Her casts the computer as both the love object and the opposite sex from the male lead, Theodore (Joaquin Phoenix), so the homoeroticism of the earlier film disappears, but Jonze gives us something potentially much more interesting in its place: the computer, Samantha (voice of Scarlett Johansson), is very conscious about the implications of her lack of a human body, and “her” consciousness creates a consciousness throughout the film about the potentially arbitrary relationship between gender and embodiment. Very early in the film, as Theodore sets up his new (as-advertised) sentient operating system, he gets to choose between male and female. The binary is as hard-wired as the position within the binary is fluid. This conception of fluidity, though not all-encompassing, leads the film to explore and challenge other aspects of human sexuality as seemingly “natural” as gender, sex, and opposite-sex desire, considering possibilities of polyamory as well as conceptions of interpersonal experience that break down individual subjectivity.
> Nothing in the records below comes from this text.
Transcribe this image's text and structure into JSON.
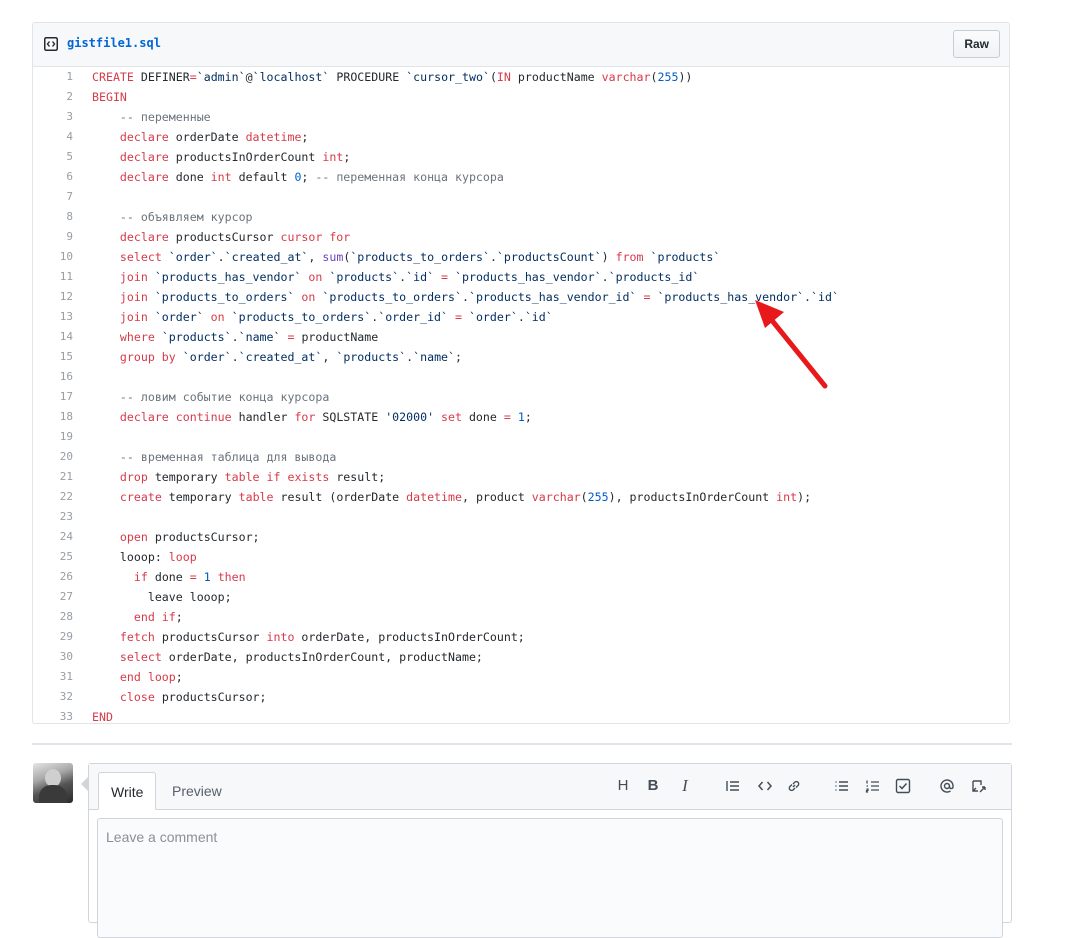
{
  "file": {
    "name": "gistfile1.sql",
    "raw_label": "Raw"
  },
  "code_lines": [
    {
      "n": "1",
      "t": [
        [
          "k",
          "CREATE "
        ],
        [
          "",
          "DEFINER"
        ],
        [
          "k",
          "="
        ],
        [
          "s",
          "`admin`"
        ],
        [
          "",
          "@"
        ],
        [
          "s",
          "`localhost` "
        ],
        [
          "",
          "PROCEDURE "
        ],
        [
          "s",
          "`cursor_two`"
        ],
        [
          "",
          "("
        ],
        [
          "k",
          "IN "
        ],
        [
          "",
          "productName "
        ],
        [
          "k",
          "varchar"
        ],
        [
          "",
          "("
        ],
        [
          "n",
          "255"
        ],
        [
          "",
          "))"
        ]
      ]
    },
    {
      "n": "2",
      "t": [
        [
          "k",
          "BEGIN"
        ]
      ]
    },
    {
      "n": "3",
      "t": [
        [
          "c",
          "    -- переменные"
        ]
      ]
    },
    {
      "n": "4",
      "t": [
        [
          "",
          "    "
        ],
        [
          "k",
          "declare "
        ],
        [
          "",
          "orderDate "
        ],
        [
          "k",
          "datetime"
        ],
        [
          "",
          ";"
        ]
      ]
    },
    {
      "n": "5",
      "t": [
        [
          "",
          "    "
        ],
        [
          "k",
          "declare "
        ],
        [
          "",
          "productsInOrderCount "
        ],
        [
          "k",
          "int"
        ],
        [
          "",
          ";"
        ]
      ]
    },
    {
      "n": "6",
      "t": [
        [
          "",
          "    "
        ],
        [
          "k",
          "declare "
        ],
        [
          "",
          "done "
        ],
        [
          "k",
          "int "
        ],
        [
          "",
          "default "
        ],
        [
          "n",
          "0"
        ],
        [
          "",
          "; "
        ],
        [
          "c",
          "-- переменная конца курсора"
        ]
      ]
    },
    {
      "n": "7",
      "t": [
        [
          "",
          ""
        ]
      ]
    },
    {
      "n": "8",
      "t": [
        [
          "c",
          "    -- объявляем курсор"
        ]
      ]
    },
    {
      "n": "9",
      "t": [
        [
          "",
          "    "
        ],
        [
          "k",
          "declare "
        ],
        [
          "",
          "productsCursor "
        ],
        [
          "k",
          "cursor for"
        ]
      ]
    },
    {
      "n": "10",
      "t": [
        [
          "",
          "    "
        ],
        [
          "k",
          "select "
        ],
        [
          "s",
          "`order`"
        ],
        [
          "",
          "."
        ],
        [
          "s",
          "`created_at`"
        ],
        [
          "",
          ", "
        ],
        [
          "f",
          "sum"
        ],
        [
          "",
          "("
        ],
        [
          "s",
          "`products_to_orders`"
        ],
        [
          "",
          "."
        ],
        [
          "s",
          "`productsCount`"
        ],
        [
          "",
          ") "
        ],
        [
          "k",
          "from "
        ],
        [
          "s",
          "`products`"
        ]
      ]
    },
    {
      "n": "11",
      "t": [
        [
          "",
          "    "
        ],
        [
          "k",
          "join "
        ],
        [
          "s",
          "`products_has_vendor` "
        ],
        [
          "k",
          "on "
        ],
        [
          "s",
          "`products`"
        ],
        [
          "",
          "."
        ],
        [
          "s",
          "`id` "
        ],
        [
          "k",
          "= "
        ],
        [
          "s",
          "`products_has_vendor`"
        ],
        [
          "",
          "."
        ],
        [
          "s",
          "`products_id`"
        ]
      ]
    },
    {
      "n": "12",
      "t": [
        [
          "",
          "    "
        ],
        [
          "k",
          "join "
        ],
        [
          "s",
          "`products_to_orders` "
        ],
        [
          "k",
          "on "
        ],
        [
          "s",
          "`products_to_orders`"
        ],
        [
          "",
          "."
        ],
        [
          "s",
          "`products_has_vendor_id` "
        ],
        [
          "k",
          "= "
        ],
        [
          "s",
          "`products_has_vendor`"
        ],
        [
          "",
          "."
        ],
        [
          "s",
          "`id`"
        ]
      ]
    },
    {
      "n": "13",
      "t": [
        [
          "",
          "    "
        ],
        [
          "k",
          "join "
        ],
        [
          "s",
          "`order` "
        ],
        [
          "k",
          "on "
        ],
        [
          "s",
          "`products_to_orders`"
        ],
        [
          "",
          "."
        ],
        [
          "s",
          "`order_id` "
        ],
        [
          "k",
          "= "
        ],
        [
          "s",
          "`order`"
        ],
        [
          "",
          "."
        ],
        [
          "s",
          "`id`"
        ]
      ]
    },
    {
      "n": "14",
      "t": [
        [
          "",
          "    "
        ],
        [
          "k",
          "where "
        ],
        [
          "s",
          "`products`"
        ],
        [
          "",
          "."
        ],
        [
          "s",
          "`name` "
        ],
        [
          "k",
          "= "
        ],
        [
          "",
          "productName"
        ]
      ]
    },
    {
      "n": "15",
      "t": [
        [
          "",
          "    "
        ],
        [
          "k",
          "group by "
        ],
        [
          "s",
          "`order`"
        ],
        [
          "",
          "."
        ],
        [
          "s",
          "`created_at`"
        ],
        [
          "",
          ", "
        ],
        [
          "s",
          "`products`"
        ],
        [
          "",
          "."
        ],
        [
          "s",
          "`name`"
        ],
        [
          "",
          ";"
        ]
      ]
    },
    {
      "n": "16",
      "t": [
        [
          "",
          ""
        ]
      ]
    },
    {
      "n": "17",
      "t": [
        [
          "c",
          "    -- ловим событие конца курсора"
        ]
      ]
    },
    {
      "n": "18",
      "t": [
        [
          "",
          "    "
        ],
        [
          "k",
          "declare continue "
        ],
        [
          "",
          "handler "
        ],
        [
          "k",
          "for "
        ],
        [
          "",
          "SQLSTATE "
        ],
        [
          "s",
          "'02000' "
        ],
        [
          "k",
          "set "
        ],
        [
          "",
          "done "
        ],
        [
          "k",
          "= "
        ],
        [
          "n",
          "1"
        ],
        [
          "",
          ";"
        ]
      ]
    },
    {
      "n": "19",
      "t": [
        [
          "",
          ""
        ]
      ]
    },
    {
      "n": "20",
      "t": [
        [
          "c",
          "    -- временная таблица для вывода"
        ]
      ]
    },
    {
      "n": "21",
      "t": [
        [
          "",
          "    "
        ],
        [
          "k",
          "drop "
        ],
        [
          "",
          "temporary "
        ],
        [
          "k",
          "table if exists "
        ],
        [
          "",
          "result;"
        ]
      ]
    },
    {
      "n": "22",
      "t": [
        [
          "",
          "    "
        ],
        [
          "k",
          "create "
        ],
        [
          "",
          "temporary "
        ],
        [
          "k",
          "table "
        ],
        [
          "",
          "result (orderDate "
        ],
        [
          "k",
          "datetime"
        ],
        [
          "",
          ", product "
        ],
        [
          "k",
          "varchar"
        ],
        [
          "",
          "("
        ],
        [
          "n",
          "255"
        ],
        [
          "",
          "), productsInOrderCount "
        ],
        [
          "k",
          "int"
        ],
        [
          "",
          ");"
        ]
      ]
    },
    {
      "n": "23",
      "t": [
        [
          "",
          ""
        ]
      ]
    },
    {
      "n": "24",
      "t": [
        [
          "",
          "    "
        ],
        [
          "k",
          "open "
        ],
        [
          "",
          "productsCursor;"
        ]
      ]
    },
    {
      "n": "25",
      "t": [
        [
          "",
          "    looop: "
        ],
        [
          "k",
          "loop"
        ]
      ]
    },
    {
      "n": "26",
      "t": [
        [
          "",
          "      "
        ],
        [
          "k",
          "if "
        ],
        [
          "",
          "done "
        ],
        [
          "k",
          "= "
        ],
        [
          "n",
          "1 "
        ],
        [
          "k",
          "then"
        ]
      ]
    },
    {
      "n": "27",
      "t": [
        [
          "",
          "        leave looop;"
        ]
      ]
    },
    {
      "n": "28",
      "t": [
        [
          "",
          "      "
        ],
        [
          "k",
          "end if"
        ],
        [
          "",
          ";"
        ]
      ]
    },
    {
      "n": "29",
      "t": [
        [
          "",
          "    "
        ],
        [
          "k",
          "fetch "
        ],
        [
          "",
          "productsCursor "
        ],
        [
          "k",
          "into "
        ],
        [
          "",
          "orderDate, productsInOrderCount;"
        ]
      ]
    },
    {
      "n": "30",
      "t": [
        [
          "",
          "    "
        ],
        [
          "k",
          "select "
        ],
        [
          "",
          "orderDate, productsInOrderCount, productName;"
        ]
      ]
    },
    {
      "n": "31",
      "t": [
        [
          "",
          "    "
        ],
        [
          "k",
          "end loop"
        ],
        [
          "",
          ";"
        ]
      ]
    },
    {
      "n": "32",
      "t": [
        [
          "",
          "    "
        ],
        [
          "k",
          "close "
        ],
        [
          "",
          "productsCursor;"
        ]
      ]
    },
    {
      "n": "33",
      "t": [
        [
          "k",
          "END"
        ]
      ]
    }
  ],
  "comment": {
    "tabs": [
      "Write",
      "Preview"
    ],
    "toolbar": [
      "H",
      "B",
      "I"
    ],
    "placeholder": "Leave a comment"
  },
  "colors": {
    "keyword": "#d73a49",
    "comment": "#6a737d",
    "string": "#032f62",
    "number": "#005cc5",
    "arrow": "#e8191b",
    "link": "#0366d6"
  }
}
To carry this analysis further would go too far into the realm of spoilers, but briefly, the film ultimately aligns traditional human sexual identities with analog media and linear storytelling while it aligns post-human possibilities for identity (like Samantha) with digital media and its affinities for infinitude of detail (the ever-better resolution of Hi-Def) and the non-linear (the benefits of random-access as opposed to analog memory formats and linear linguistic syntax). This move isn’t intellectually revolutionary, although these ideas aren’t very mainstream either, so I don’t hesitate to say that Her is at least as subversive as its 80s predecessor, and it is really a lot better in other ways too (getting to that).

Thank you for continuing to read after the two previous dense paragraphs!!!

Sneaks Scarlett Johansson

Bottom line: Her doesn’t have much new ground to cover in terms of the basic issues it breaches with artificial intelligence, but it does enter some compelling territory with its thinking about gender and identity, which, if you think about it, any movie bold enough to call itself by the female pronoun (objective case, no less) really ought to do.


Other than its well-realized premise and great lead performers, the film’s most striking features are broadly its cinematography and score, specifically its color palette, depiction of Los Angeles, and selections from Arcade Fire’s most recent album Reflektor (the really good part of the album, i.e., the second half, side, record, whatever). The film’s Los Angeles is of an unspecified future in which the city’s public transportation system is somehow as regular a feature in upper middle-class existence as it is in New York; the skyline is beautiful, clean, and already full of buildings with green roofs; and every view is clean, sparkling, and friendly. This fantasy version of a place people sometimes unfairly call la-la land finds its complement in settings and costumes coordinated with post-production magic to create a stunning system of muted pastels and translucent primaries that lend almost every shot an aura of artificiality that is nonetheless gorgeous. In other words, Her‘s aesthetic matches Her, and the result is at times almost as mesmerizing as Theodore finds Samantha.


Arcade Fire’s oneiric tones underscore the film’s consciousness of its status as fantasy about fantasy, self-consciousness about self-consciousness. Thus Jonze continues on a postmodern trajectory begun in his early collaborations with Charlie Kaufman but in his own writing finds sensitivity and sympathy for his characters that were scarcer in those more sardonic works. I’m not sure that Her is his best movie ever or the best movie of the year, but it is definitely worth attention. The combination of sweet and smart is awfully endearing.